Dynamic duo in psychology deeply understands the benefits
With a student-to-faculty ratio resembling a small private college, UMKC makes mentorship a central part of the student experience. Though more than 16,000 students are enrolled, the 14:1 student-to-faculty ratio is unusually small for such a large university.
The result: UMKC has many mentorship success stories.
Meet Jennifer Lundgren, associate dean of the College of Arts and Sciences and professor in the Department of Psychology; and Frances Bozsik, who is working to complete a Clinical Health Psychology PhD in 2020.
Theatre in the Park, White Theatre invite you to be their guests
An enchanting fairy tale requires a beautiful girl, a prince with a castle, a villain, a crisis and a happy ending. “Beauty and the Beast” has it all plus a hideous ogre. Kids will love it, and adults will be amazed.
“Beauty and the Beast” is co-produced by The Theatre in the Park and the Jewish Community Center. The two organizations share the expense of costumes, props and sets and use the same cast and director in both theaters.
Black is researching how major weather events impact the National Airspace System (airports, navigation facilities and airspaces of the United States). He wants to develop a tool that will reconstruct the evolution of those events using weather and flight data.
Kansas City’s new streetcar is already driving development activity along its route. So with an election to decide on an extension plan in the offing, it’s only natural to imagine what changes in the city’s urban environment could follow.
EUReka Math Course Researched Kansas City Water Cutoffs
Experiences in Undergraduate Research, or EUReka classes, play a critical role in the undergraduate curriculum at the University of Missouri-Kansas City. The university takes advantage of its urban location to offer numerous opportunities for students at all levels to gain hands-on research experience that also benefits neighboring communities.
Students and faculty gain improved access to new technology
The University of Missouri-Kansas City has signed a master collaboration agreement with Honeywell Federal Manufacturing & Technologies (FM&T), creating closer collaboration on research and development of new technology to meet national security needs.
“UMKC is proud to partner with Honeywell,” said UMKC Chancellor Leo E. Morton. “The collaboration will allow us to bring UMKC and Honeywell’s research expertise together, which will not only benefit our students and faculty, but also our national security.”
A total of 341 students in the UMKC College of Arts and Sciences were named to the Dean's List for the fall 2016 semester. The CAS Dean's List recognizes excellent academic performance among full-time undergraduate students with a grade point average of 3.85 or higher for the term.
UMKC Interdisciplinary Ph.D. student Matt Reeves recently received a pre-doctoral fellowship award from the Humanities Without Walls consortium. The fellowship award will pay for Reeves to participate in the organization’s Alternative Academic Careers Summer Workshop.
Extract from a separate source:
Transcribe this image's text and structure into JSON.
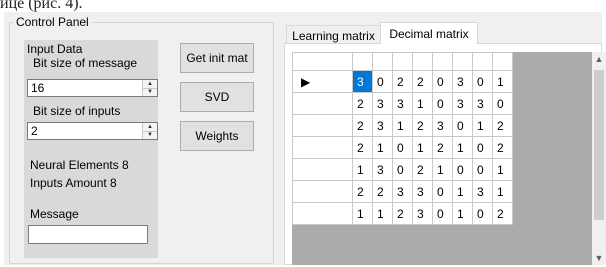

The workshop aims to help prepare doctoral students for careers both within and outside of the academy.
The UMKC Department of Architecture, Urban Planning + Design teams up with Helix each fall semester for the Bud Prize – a design competition and scholarship grant awarded to students attending UMKC. The annual scholarship was created in honor of the late Bud Persons, who was a Senior Interior Architect with Helix when he unexpectedly passed away in 2002. The award recognizes the his vibrant life and work by promoting the study and knowledge of architecture and design.
UMKC Chemistry graduate Courtney Frerichs (B.A. 2015) follows her dreams and competed in the Olympic games in Rio! See the complete story and how undergraduate advisor Prof. Drew-Gounev helped her make her dreams come true.